Bashara attorney refused to be his 'slave'
Detroit — Bob Bashara's former attorney said Wednesday she stormed out of a meeting with him during his murder trial because he tried to browbeat her into making bad legal decisions.
"Mr. Bashara ... thinks he's the smartest man in the room and in the planet," attorney Lillian Diallo said during a hearing to determine whether Bashara will get a new trial, after he was convicted last year of orchestrating the killing of his wife, Jane.
"I am a lawyer," Diallo continued. "I didn't get into this standing on a street corner ... so with all respect to Mr. Bashara, he cannot tell me or dictate to me which way he thinks something legally should go.
"Something I do not believe in was slavery…I was not going to be made a slave to Robert Bashara."
Bashara filed a motion in Wayne Circuit Court seeking a new trial. He claims his attorneys, Diallo and Michael McCarthy, were ineffective because they failed to call key witnesses and made other mistakes that include neglecting to ask for a change of venue in the high-profile case.
Both attorneys refute the accusation, and say they did their best. Diallo on Wednesday said Bashara wanted her to focus on things during the trial which she said was bad strategy.
"His version of the facts did not match the facts of the case," Diallo said of her former client. "And some of the things (he had insisted in introducing to the jurors) came back to bite him in the behind."
A recurring theme during Bashara's nine-week trial was his involvement in the bondage, discipline and sadomasochism (BDSM) lifestyle. Prosecutors said he wanted his wife dead so he and his girlfriend, Rachel Gillett, could immerse themselves in the world of dungeons, leathers whips and chains.
When Bashara's appellate attorney Robert Ambrose asked Diallo Wednesday if she researched the BDSM lifestyle while preparing for the case, she said, "Absolutely not. Because that was not the cause of death of Jane Bashara.
"Jane Bashara was brutally strangled," Diallo said. "I was not going to waste precious time trying to find out who liked to spank who...and what they liked to wear while doing it.”
The hearing entered its second day Wednesday, with Diallo wrapping up her testimony after about 20 minutes, with defense investigator Joseph Bruce scheduled to take the stand later Wednesday.
Bashara is serving a life sentence in the Oaks Correctional Facility in Manistee after his first-degree murder conviction in December. Bashara vowed to appeal his case “until my hands are raw, blood comes from my eyes and I take my last breath.” He filed his appeal in March.
After a nine-week trial that featured salacious testimony, 74 witnesses and 460 exhibits, Bashara was found guilty of orchestrating the Jan. 24, 2012, killing of his wife, Jane.
He paid his handyman, Joseph Gentz, to strangle her in the garage of their home, dump her body in her SUV and leave it in an east side Detroit alley. Gentz pleaded guilty to second-degree murder and is serving 17-28 years in prison.

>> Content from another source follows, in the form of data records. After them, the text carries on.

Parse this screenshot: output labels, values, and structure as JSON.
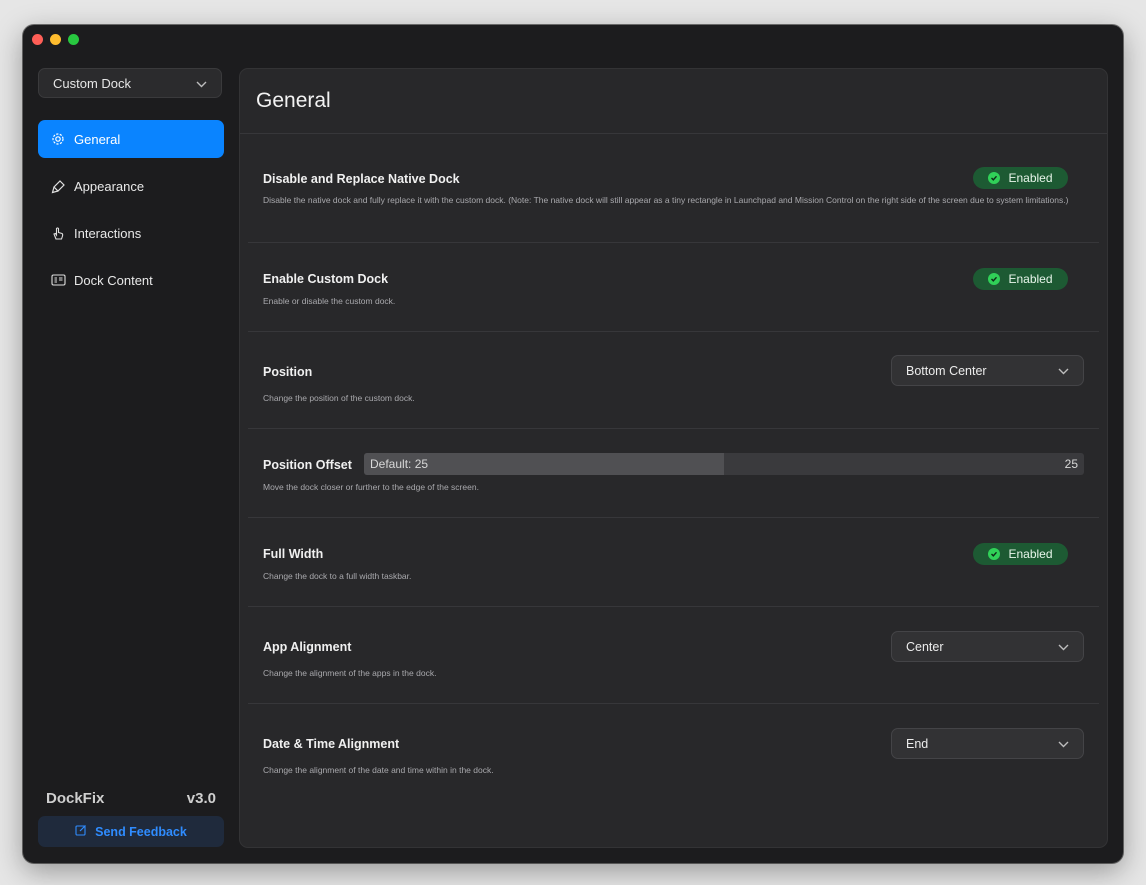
{
  "sidebar": {
    "profile_select": "Custom Dock",
    "items": [
      {
        "label": "General",
        "icon": "gear-icon"
      },
      {
        "label": "Appearance",
        "icon": "paintbrush-icon"
      },
      {
        "label": "Interactions",
        "icon": "hand-pointer-icon"
      },
      {
        "label": "Dock Content",
        "icon": "list-icon"
      }
    ],
    "app_name": "DockFix",
    "version": "v3.0",
    "feedback_label": "Send Feedback"
  },
  "main": {
    "title": "General",
    "settings": [
      {
        "title": "Disable and Replace Native Dock",
        "desc": "Disable the native dock and fully replace it with the custom dock. (Note: The native dock will still appear as a tiny rectangle in Launchpad and Mission Control on the right side of the screen due to system limitations.)",
        "control": "toggle",
        "value": "Enabled"
      },
      {
        "title": "Enable Custom Dock",
        "desc": "Enable or disable the custom dock.",
        "control": "toggle",
        "value": "Enabled"
      },
      {
        "title": "Position",
        "desc": "Change the position of the custom dock.",
        "control": "select",
        "value": "Bottom Center"
      },
      {
        "title": "Position Offset",
        "desc": "Move the dock closer or further to the edge of the screen.",
        "control": "slider",
        "placeholder": "Default: 25",
        "value": "25",
        "fill_fraction": 0.5
      },
      {
        "title": "Full Width",
        "desc": "Change the dock to a full width taskbar.",
        "control": "toggle",
        "value": "Enabled"
      },
      {
        "title": "App Alignment",
        "desc": "Change the alignment of the apps in the dock.",
        "control": "select",
        "value": "Center"
      },
      {
        "title": "Date & Time Alignment",
        "desc": "Change the alignment of the date and time within in the dock.",
        "control": "select",
        "value": "End"
      }
    ]
  },
  "colors": {
    "accent": "#0a84ff",
    "enabled_badge": "#1d5a33",
    "enabled_dot": "#30d158"
  }
}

Among Bashara's complaints about his attorneys was that they didn’t reveal to jurors that he and his wife each had difficulty having sex because of physical problems: Erectile dysfunction for Bob Bashara and a medical condition that made sex painful for Jane.
After Diallo testified Wednesday, defense investigator Joseph Bruce finished his testimony, which he'd started Tuesday.The former Detroit Police homicide investigator said he was supposed to be paid $75 per hour for his work, but that he didn't get the full amount, which he said hindered him.
"“As far as me going on my own and developing a case that I thought was important…I couldn’t do," Bruce said.
Bruce said he spoke with Gentz's neighbor, who told him the hulking handyman choked his 10-year-old son for "riding on his lawn." But Bruce said the man didn't testify because he was out of town on business.
The hearing will resume Oct. 14. Ambrose has until Oct. 2 to find six witnesses he says weren't called during the trial, and submit their names to the judge.
After testimony wrapped up Wednesday, Bashara asked the judge if he could stay in the Wayne County Jail until the next hearing, rather than going back to Oaks, so he could talk to Ambrose and other investigators. Evans granted the request.